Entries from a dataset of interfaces
—————

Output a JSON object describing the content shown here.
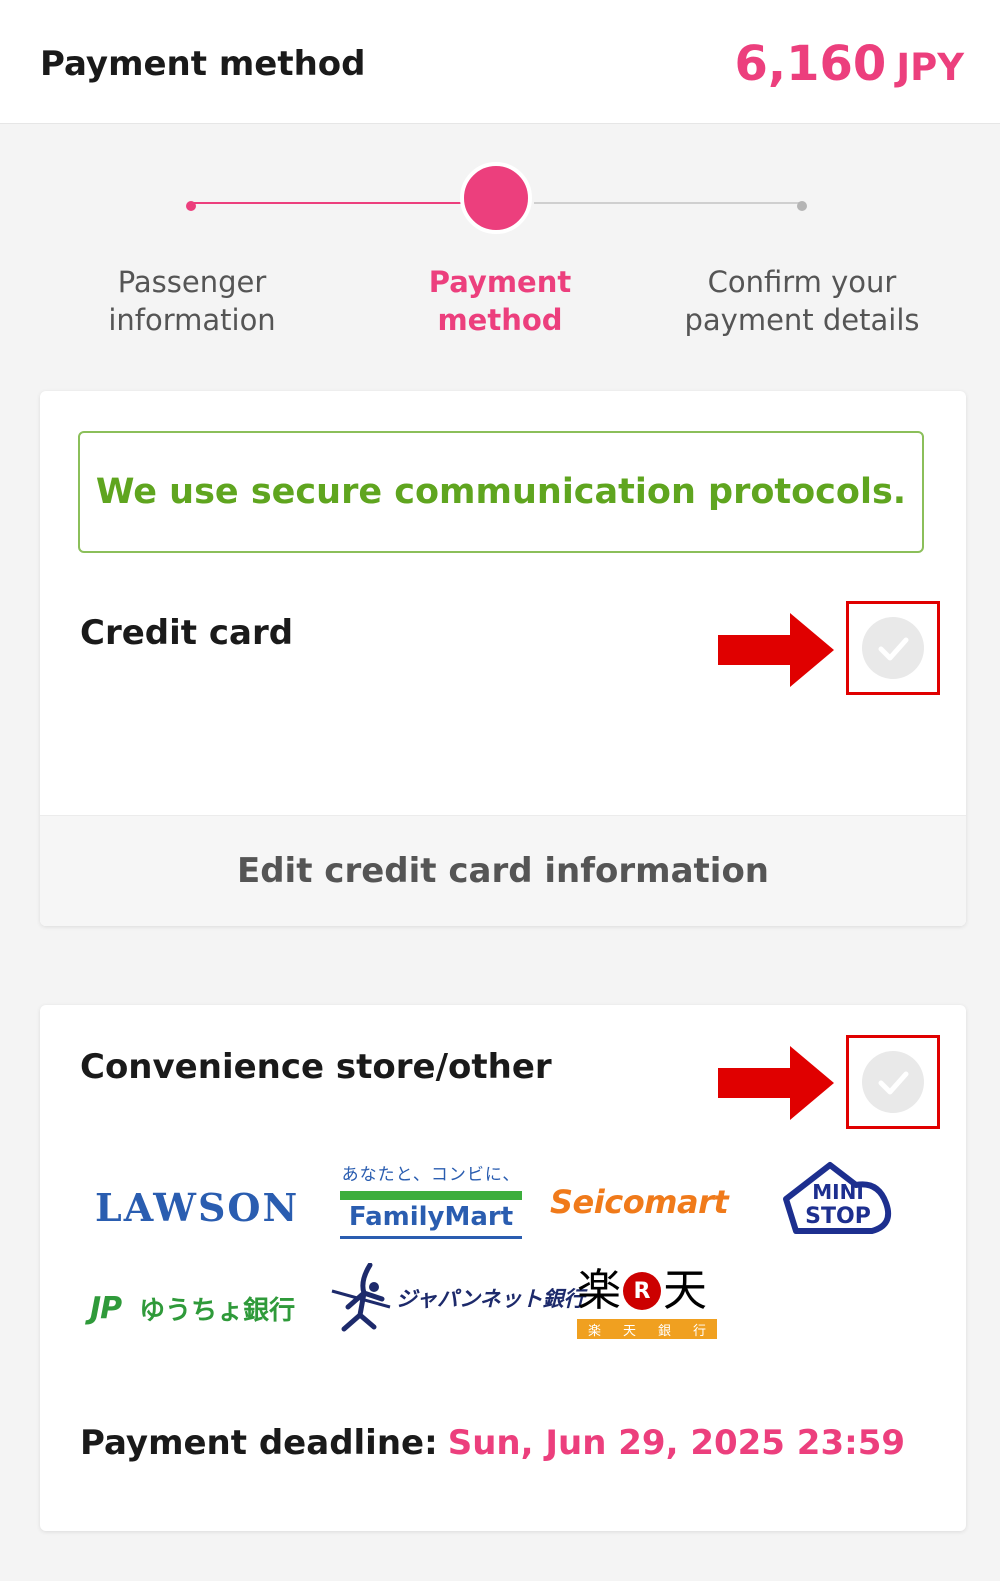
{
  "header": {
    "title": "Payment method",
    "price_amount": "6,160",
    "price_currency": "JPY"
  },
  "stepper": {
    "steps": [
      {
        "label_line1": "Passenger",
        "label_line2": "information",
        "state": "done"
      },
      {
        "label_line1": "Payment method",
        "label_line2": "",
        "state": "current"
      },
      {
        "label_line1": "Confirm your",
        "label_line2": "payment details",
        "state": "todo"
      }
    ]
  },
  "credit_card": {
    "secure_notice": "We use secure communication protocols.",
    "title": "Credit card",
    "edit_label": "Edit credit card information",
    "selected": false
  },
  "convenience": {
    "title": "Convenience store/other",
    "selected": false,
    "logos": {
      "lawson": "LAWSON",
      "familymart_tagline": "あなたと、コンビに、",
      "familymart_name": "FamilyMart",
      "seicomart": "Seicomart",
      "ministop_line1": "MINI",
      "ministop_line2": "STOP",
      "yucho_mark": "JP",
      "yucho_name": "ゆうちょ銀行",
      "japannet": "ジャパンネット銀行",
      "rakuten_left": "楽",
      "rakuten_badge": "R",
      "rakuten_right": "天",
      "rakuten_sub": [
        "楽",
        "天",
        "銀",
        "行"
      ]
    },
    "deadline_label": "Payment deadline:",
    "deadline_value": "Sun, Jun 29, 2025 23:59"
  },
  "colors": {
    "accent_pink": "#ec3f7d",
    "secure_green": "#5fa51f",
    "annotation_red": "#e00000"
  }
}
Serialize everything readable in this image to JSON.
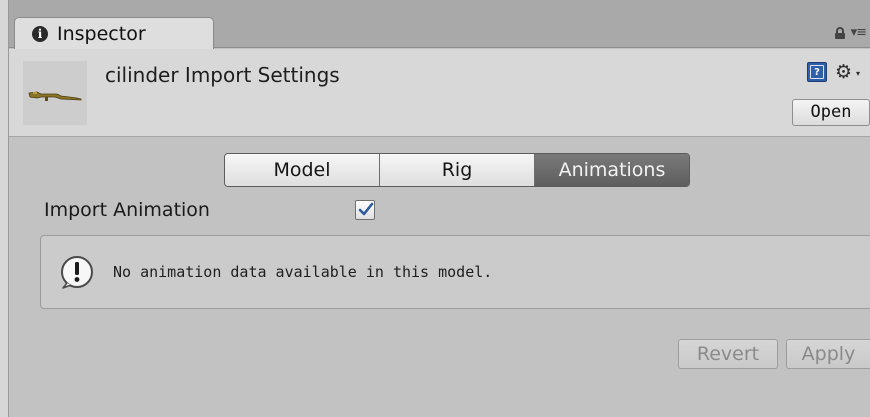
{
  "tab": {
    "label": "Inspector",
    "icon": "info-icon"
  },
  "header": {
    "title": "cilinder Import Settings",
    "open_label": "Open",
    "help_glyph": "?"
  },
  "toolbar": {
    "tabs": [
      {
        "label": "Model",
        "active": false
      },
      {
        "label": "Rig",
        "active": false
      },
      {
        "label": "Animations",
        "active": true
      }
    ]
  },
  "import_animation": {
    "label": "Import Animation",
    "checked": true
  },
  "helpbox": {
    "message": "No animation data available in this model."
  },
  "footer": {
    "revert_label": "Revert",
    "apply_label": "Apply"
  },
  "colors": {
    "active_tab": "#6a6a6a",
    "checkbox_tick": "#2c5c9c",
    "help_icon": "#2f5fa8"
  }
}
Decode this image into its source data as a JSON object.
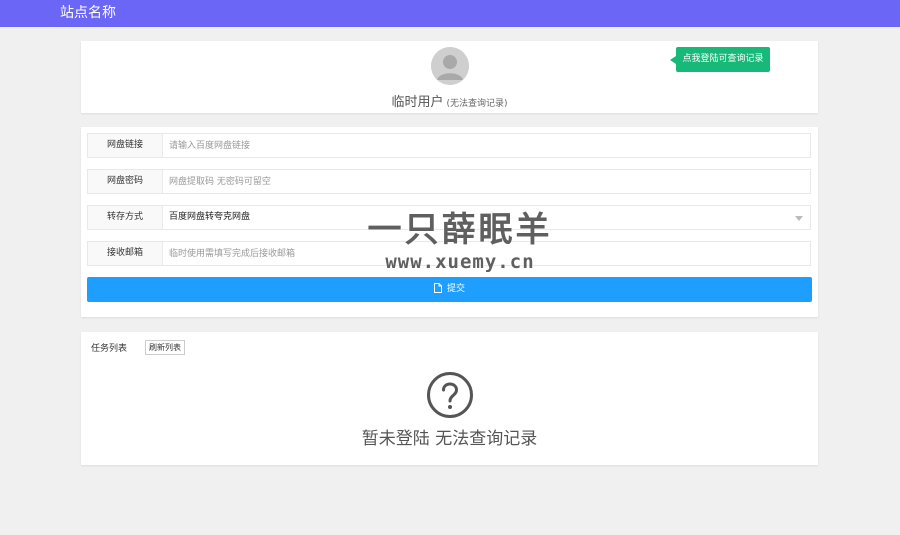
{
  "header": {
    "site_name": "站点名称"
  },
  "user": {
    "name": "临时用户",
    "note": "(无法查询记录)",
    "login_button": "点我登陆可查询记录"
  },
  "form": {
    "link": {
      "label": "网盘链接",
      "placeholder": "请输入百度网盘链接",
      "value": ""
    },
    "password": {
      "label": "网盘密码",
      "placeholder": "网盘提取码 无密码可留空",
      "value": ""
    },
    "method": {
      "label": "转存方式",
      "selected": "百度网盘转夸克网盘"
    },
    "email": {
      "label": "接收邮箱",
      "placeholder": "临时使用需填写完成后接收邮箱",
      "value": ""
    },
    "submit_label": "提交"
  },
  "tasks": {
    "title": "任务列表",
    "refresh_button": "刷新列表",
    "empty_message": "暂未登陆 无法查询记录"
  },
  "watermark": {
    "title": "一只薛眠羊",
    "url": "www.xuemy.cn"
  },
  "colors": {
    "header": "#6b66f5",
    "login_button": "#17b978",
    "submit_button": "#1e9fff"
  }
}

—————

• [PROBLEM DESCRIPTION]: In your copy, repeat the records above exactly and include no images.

• [TASK RESPONSE]:
Output a JSON object describing the content shown here.
{
  "header": {
    "title": "Payment method",
    "price_amount": "6,160",
    "price_currency": "JPY"
  },
  "stepper": {
    "steps": [
      {
        "label_line1": "Passenger",
        "label_line2": "information",
        "state": "done"
      },
      {
        "label_line1": "Payment method",
        "label_line2": "",
        "state": "current"
      },
      {
        "label_line1": "Confirm your",
        "label_line2": "payment details",
        "state": "todo"
      }
    ]
  },
  "credit_card": {
    "secure_notice": "We use secure communication protocols.",
    "title": "Credit card",
    "edit_label": "Edit credit card information",
    "selected": false
  },
  "convenience": {
    "title": "Convenience store/other",
    "selected": false,
    "logos": {
      "lawson": "LAWSON",
      "familymart_tagline": "あなたと、コンビに、",
      "familymart_name": "FamilyMart",
      "seicomart": "Seicomart",
      "ministop_line1": "MINI",
      "ministop_line2": "STOP",
      "yucho_mark": "JP",
      "yucho_name": "ゆうちょ銀行",
      "japannet": "ジャパンネット銀行",
      "rakuten_left": "楽",
      "rakuten_badge": "R",
      "rakuten_right": "天",
      "rakuten_sub": [
        "楽",
        "天",
        "銀",
        "行"
      ]
    },
    "deadline_label": "Payment deadline:",
    "deadline_value": "Sun, Jun 29, 2025 23:59"
  },
  "colors": {
    "accent_pink": "#ec3f7d",
    "secure_green": "#5fa51f",
    "annotation_red": "#e00000"
  }
}
Serialize everything readable in this image to JSON.
{
  "tab": {
    "label": "Inspector",
    "icon": "info-icon"
  },
  "header": {
    "title": "cilinder Import Settings",
    "open_label": "Open",
    "help_glyph": "?"
  },
  "toolbar": {
    "tabs": [
      {
        "label": "Model",
        "active": false
      },
      {
        "label": "Rig",
        "active": false
      },
      {
        "label": "Animations",
        "active": true
      }
    ]
  },
  "import_animation": {
    "label": "Import Animation",
    "checked": true
  },
  "helpbox": {
    "message": "No animation data available in this model."
  },
  "footer": {
    "revert_label": "Revert",
    "apply_label": "Apply"
  },
  "colors": {
    "active_tab": "#6a6a6a",
    "checkbox_tick": "#2c5c9c",
    "help_icon": "#2f5fa8"
  }
}
Decode this image into its source data as a JSON object.
{
  "header": {
    "site_name": "站点名称"
  },
  "user": {
    "name": "临时用户",
    "note": "(无法查询记录)",
    "login_button": "点我登陆可查询记录"
  },
  "form": {
    "link": {
      "label": "网盘链接",
      "placeholder": "请输入百度网盘链接",
      "value": ""
    },
    "password": {
      "label": "网盘密码",
      "placeholder": "网盘提取码 无密码可留空",
      "value": ""
    },
    "method": {
      "label": "转存方式",
      "selected": "百度网盘转夸克网盘"
    },
    "email": {
      "label": "接收邮箱",
      "placeholder": "临时使用需填写完成后接收邮箱",
      "value": ""
    },
    "submit_label": "提交"
  },
  "tasks": {
    "title": "任务列表",
    "refresh_button": "刷新列表",
    "empty_message": "暂未登陆 无法查询记录"
  },
  "watermark": {
    "title": "一只薛眠羊",
    "url": "www.xuemy.cn"
  },
  "colors": {
    "header": "#6b66f5",
    "login_button": "#17b978",
    "submit_button": "#1e9fff"
  }
}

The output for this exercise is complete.